In its motion, Kenyon argued that next the election policies of the Nationwide Labor Relations Act would pressure the college or university to violate its students’ legal rights underneath the Family Instructional Legal rights and Privateness Act by demanding the higher education to post to the NLRB a checklist of unit members’ “full names, get the job done spots, shifts, and job classifications.”
Kenyon spokesperson David Hoyt wrote in an email to Within Higher Ed that prior to any election can be held, the NLRB “has to work by way of, among other issues, the worries that FERPA presents in the context of its proceedings.”
But Kat Ellis, a group adviser at Kenyon, claimed she suspects that this argument and other steps taken by the university are disingenuous, developed principally to give the faculty a leg up in its combat to stop a union vote. She claimed CAs at Kenyon had been paid an hourly wage until finally this semester, when they switched to a stipend—a move that Ellis claims could support Kenyon make the scenario that its CAs are additional like pupils than personnel.
“It’s really odd,” she mentioned. “I think their new improve to pay out us with stipends provides them a stronger argument to the NLRB.”

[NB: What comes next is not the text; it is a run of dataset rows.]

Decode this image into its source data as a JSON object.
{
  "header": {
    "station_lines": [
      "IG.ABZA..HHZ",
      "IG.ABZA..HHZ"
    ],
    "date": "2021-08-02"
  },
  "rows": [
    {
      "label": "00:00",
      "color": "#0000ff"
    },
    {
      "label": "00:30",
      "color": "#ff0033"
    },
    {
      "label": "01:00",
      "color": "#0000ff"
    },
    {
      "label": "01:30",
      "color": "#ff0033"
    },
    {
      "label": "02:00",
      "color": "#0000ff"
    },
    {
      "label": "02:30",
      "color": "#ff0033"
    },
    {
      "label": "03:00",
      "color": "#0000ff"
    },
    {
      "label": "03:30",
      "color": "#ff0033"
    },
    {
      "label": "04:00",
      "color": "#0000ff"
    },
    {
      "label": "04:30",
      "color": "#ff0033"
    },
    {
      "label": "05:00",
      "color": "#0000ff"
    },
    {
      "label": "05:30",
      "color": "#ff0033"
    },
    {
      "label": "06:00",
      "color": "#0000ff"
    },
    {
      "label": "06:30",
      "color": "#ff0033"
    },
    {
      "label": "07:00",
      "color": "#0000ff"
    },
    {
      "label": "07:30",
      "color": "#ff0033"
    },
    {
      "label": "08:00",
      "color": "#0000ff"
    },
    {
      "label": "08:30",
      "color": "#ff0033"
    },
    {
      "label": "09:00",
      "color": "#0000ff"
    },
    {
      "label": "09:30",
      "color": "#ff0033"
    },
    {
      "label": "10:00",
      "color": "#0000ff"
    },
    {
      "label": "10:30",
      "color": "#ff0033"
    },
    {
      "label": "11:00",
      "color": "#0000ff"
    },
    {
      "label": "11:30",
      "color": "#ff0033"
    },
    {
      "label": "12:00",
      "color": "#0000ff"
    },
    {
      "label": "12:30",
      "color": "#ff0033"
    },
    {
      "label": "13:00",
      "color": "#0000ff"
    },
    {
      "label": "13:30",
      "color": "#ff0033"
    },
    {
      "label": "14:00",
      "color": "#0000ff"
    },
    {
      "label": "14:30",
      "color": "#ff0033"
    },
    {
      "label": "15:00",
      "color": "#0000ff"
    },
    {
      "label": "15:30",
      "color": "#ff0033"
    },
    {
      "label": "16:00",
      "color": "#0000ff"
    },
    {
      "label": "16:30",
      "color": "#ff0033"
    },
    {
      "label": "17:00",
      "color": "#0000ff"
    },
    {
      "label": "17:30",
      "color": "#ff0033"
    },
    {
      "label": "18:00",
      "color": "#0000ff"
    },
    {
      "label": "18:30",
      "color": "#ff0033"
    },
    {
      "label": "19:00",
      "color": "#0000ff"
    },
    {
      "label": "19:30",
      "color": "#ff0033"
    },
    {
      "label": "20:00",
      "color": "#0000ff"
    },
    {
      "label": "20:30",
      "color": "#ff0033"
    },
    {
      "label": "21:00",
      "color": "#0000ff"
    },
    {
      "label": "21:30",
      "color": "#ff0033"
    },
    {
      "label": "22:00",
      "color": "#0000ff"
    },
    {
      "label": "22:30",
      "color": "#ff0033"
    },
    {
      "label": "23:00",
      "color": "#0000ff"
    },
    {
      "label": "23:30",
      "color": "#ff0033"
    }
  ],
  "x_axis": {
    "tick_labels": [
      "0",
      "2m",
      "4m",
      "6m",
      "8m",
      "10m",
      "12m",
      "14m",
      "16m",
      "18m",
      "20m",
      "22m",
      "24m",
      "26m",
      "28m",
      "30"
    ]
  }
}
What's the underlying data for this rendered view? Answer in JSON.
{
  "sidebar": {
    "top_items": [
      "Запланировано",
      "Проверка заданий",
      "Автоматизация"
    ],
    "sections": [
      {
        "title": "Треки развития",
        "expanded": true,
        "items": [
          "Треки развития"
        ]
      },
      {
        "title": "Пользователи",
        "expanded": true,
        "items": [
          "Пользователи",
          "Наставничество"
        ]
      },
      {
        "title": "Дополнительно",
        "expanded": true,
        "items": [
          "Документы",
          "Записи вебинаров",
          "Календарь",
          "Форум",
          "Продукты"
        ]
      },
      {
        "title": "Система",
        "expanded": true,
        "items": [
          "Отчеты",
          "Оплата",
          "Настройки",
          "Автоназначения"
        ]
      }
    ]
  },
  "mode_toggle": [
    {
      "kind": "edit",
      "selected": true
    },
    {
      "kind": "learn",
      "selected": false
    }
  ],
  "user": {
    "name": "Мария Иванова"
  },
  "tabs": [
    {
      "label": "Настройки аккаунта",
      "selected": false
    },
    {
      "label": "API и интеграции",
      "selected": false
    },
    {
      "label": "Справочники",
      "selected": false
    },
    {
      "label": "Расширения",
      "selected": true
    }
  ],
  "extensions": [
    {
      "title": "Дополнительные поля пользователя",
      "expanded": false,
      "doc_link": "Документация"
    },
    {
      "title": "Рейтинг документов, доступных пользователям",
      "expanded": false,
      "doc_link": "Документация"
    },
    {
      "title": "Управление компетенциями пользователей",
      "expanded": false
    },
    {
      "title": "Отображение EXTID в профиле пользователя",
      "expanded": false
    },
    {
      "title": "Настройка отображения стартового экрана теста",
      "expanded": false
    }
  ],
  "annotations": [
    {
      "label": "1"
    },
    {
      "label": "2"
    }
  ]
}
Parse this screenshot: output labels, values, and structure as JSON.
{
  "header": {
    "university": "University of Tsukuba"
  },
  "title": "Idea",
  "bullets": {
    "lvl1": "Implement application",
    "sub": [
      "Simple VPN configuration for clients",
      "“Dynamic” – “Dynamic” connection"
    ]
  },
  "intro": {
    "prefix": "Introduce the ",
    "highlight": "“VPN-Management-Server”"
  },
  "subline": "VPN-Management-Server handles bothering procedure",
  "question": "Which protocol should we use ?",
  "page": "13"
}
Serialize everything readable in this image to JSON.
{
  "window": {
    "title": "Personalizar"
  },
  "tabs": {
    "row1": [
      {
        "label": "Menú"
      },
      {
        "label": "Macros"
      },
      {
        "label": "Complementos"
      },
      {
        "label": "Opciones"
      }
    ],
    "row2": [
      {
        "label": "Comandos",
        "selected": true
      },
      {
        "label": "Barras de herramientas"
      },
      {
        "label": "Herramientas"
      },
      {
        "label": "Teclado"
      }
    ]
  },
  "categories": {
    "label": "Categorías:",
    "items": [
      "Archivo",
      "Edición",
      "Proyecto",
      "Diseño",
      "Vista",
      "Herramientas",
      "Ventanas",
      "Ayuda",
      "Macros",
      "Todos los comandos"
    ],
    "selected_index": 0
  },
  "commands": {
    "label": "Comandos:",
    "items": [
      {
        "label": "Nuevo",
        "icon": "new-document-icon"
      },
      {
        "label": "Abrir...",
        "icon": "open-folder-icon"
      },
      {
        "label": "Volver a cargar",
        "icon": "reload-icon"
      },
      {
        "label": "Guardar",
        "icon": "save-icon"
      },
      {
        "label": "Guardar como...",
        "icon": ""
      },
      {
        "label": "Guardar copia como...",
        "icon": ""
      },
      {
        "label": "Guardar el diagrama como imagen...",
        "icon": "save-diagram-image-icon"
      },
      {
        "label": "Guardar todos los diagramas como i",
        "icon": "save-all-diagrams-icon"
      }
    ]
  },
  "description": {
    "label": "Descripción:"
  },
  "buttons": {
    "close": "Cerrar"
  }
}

Herbert explained that while the compatibility of the NLRA and university student-college or university legal relations is underneath evaluate, RAs’ capability to discount collectively is, for now, largely in the palms of colleges and universities.
“Each establishment will analyze just about every circumstance and decide what’s in their desire, primarily based on what their values are in direction of labor challenges and the concept of representational democracy, which is what collective bargaining is,” he explained.
Student Worker: Oxymoron or Truth?
The NLRB’s 2017 selection to allow undergraduates at personal faculties to unionize experienced detractors in bigger education and learning: a group of companies, which includes the American Council on Schooling and the Association of Higher education and College Housing Officers–International, submitted an amicus quick in assistance of GW and afterwards condemned the NLRB’s ruling against it.
Steven Bloom, the assistant vice president for federal government relations at ACE, mentioned his organization’s posture on undergraduate worker unions has not altered: he however believes that classifying learners as staff members with collective bargaining legal rights was a mistake—one he hopes is overturned.
“It’s not mainly because we really do not assist the notion of collective bargaining. We just think that, at their coronary heart, these are pupils, not staff,” Bloom explained. “Being an RA is component of the academic experience … [unionizing] is a troubling intrusion into the romance of the college student to that institution, and provides into that connection a 3rd social gathering that complicates it in means that are not valuable to attaining the academic mission.”
Each and every university student worker interviewed for this write-up said that whilst they relished arranging group occasions and helping their friends, getting an RA was, for them, a job—one that they felt was fulfilling, but whose major intent was to aid them and their family members make finishes satisfy.
“This is our livelihood,” claimed Eggert, the Grinnell CA. “We ought to have to have a say in it.”